Published: January 23, 2020 12:02:11 am
A common exercise among theatre practitioners is to say a line in many ways, altering with subtleties of accent and expression its meaning. So, whether the emphasis is placed on “be” or “not” in “to be or not to be” makes all the difference. Derek Fowlds, who died last week, at 82, managed to say so many different things with just two words, when he played Bernard Woolley, the junior civil servant and private secretary to minister and later British Prime Minister Jim Hacker, in Yes, Minister and Yes, Prime Minister.

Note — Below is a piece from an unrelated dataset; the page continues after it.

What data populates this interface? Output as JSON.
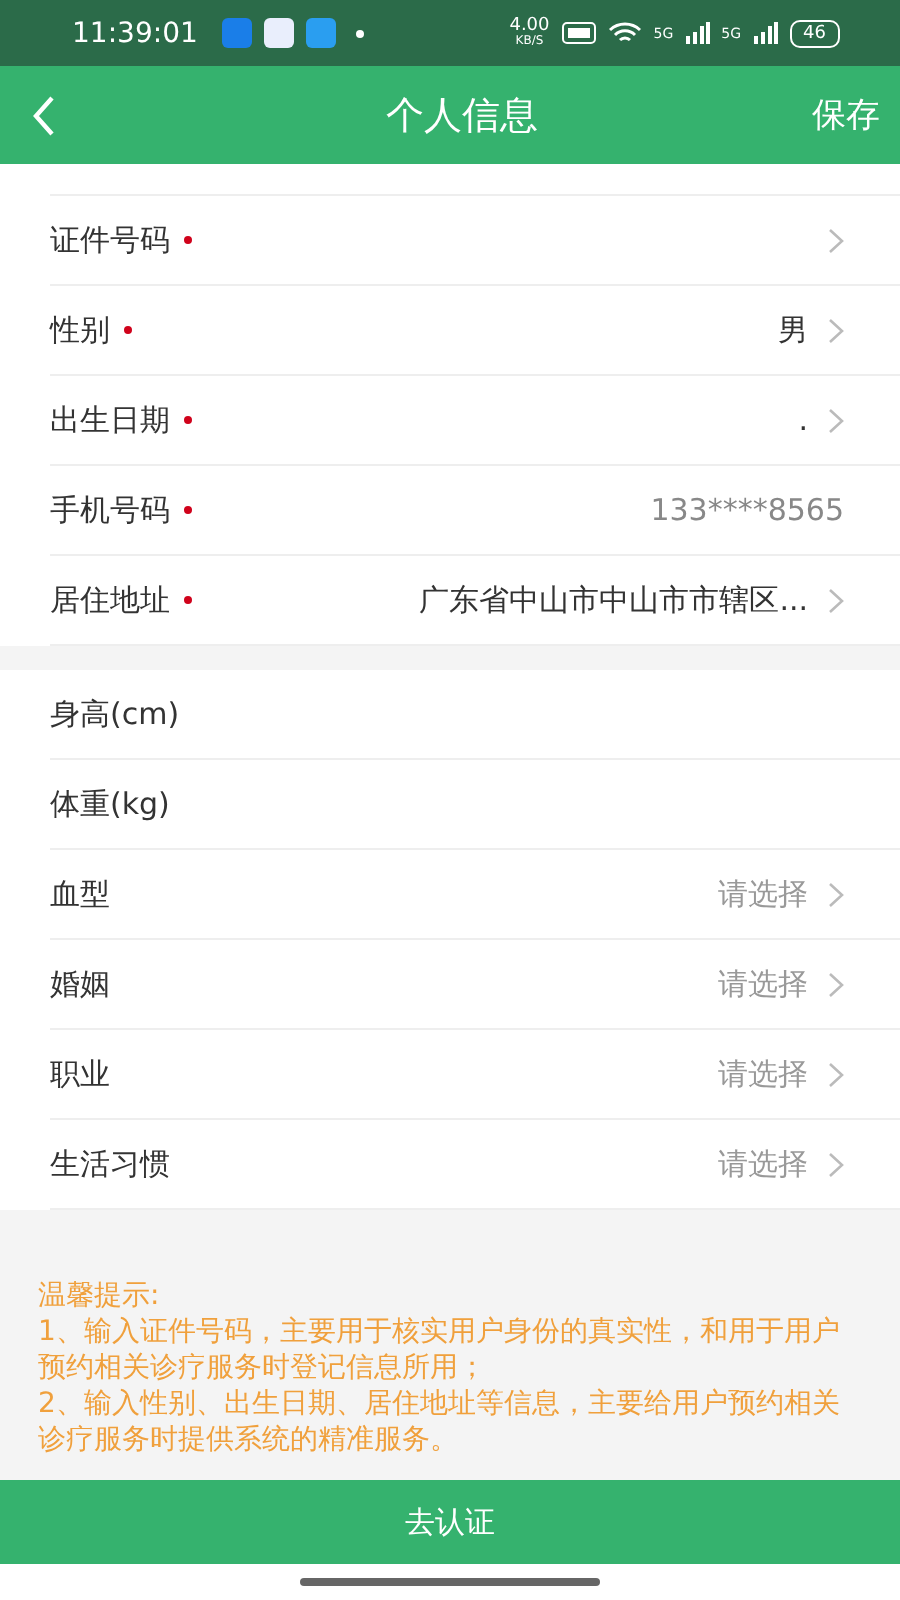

Yes, Minister and its sequel had, and continue to have, a particular resonance in India. This is in part due to the fact that this country shares the Westminster system with the British and much of the Commonwealth — the obfuscations of British bureaucratic language, the pomposity of civil servants, have deep resonance with anyone who has interacted with babus or the sarkar. But what truly set apart Yes, Minister — and even its Indian remake, Ji Mantriji — was that the agents of the state were not villainous. Each of them — the minister, the private secretary and the senior permanent secretary, Sir Humphrey — had a logic to their actions. The politician, answerable to the people, wanted quick-fixes and the civil servant wanted things to stay the same.
In Yes, Minister, we never find out which party Hacker belongs to, nor the political leanings of Bernard and Sir Humphrey. But the show illustrated for the world an important lesson about the nature of the state: The steel frame is conservative. And it can find ways to circumvent the politician. The ways in which Fowlds managed to say “Yes, Minister” and “Of course, Sir Humphrey” were a subversion of all the preening and certainty that the powerful deploy.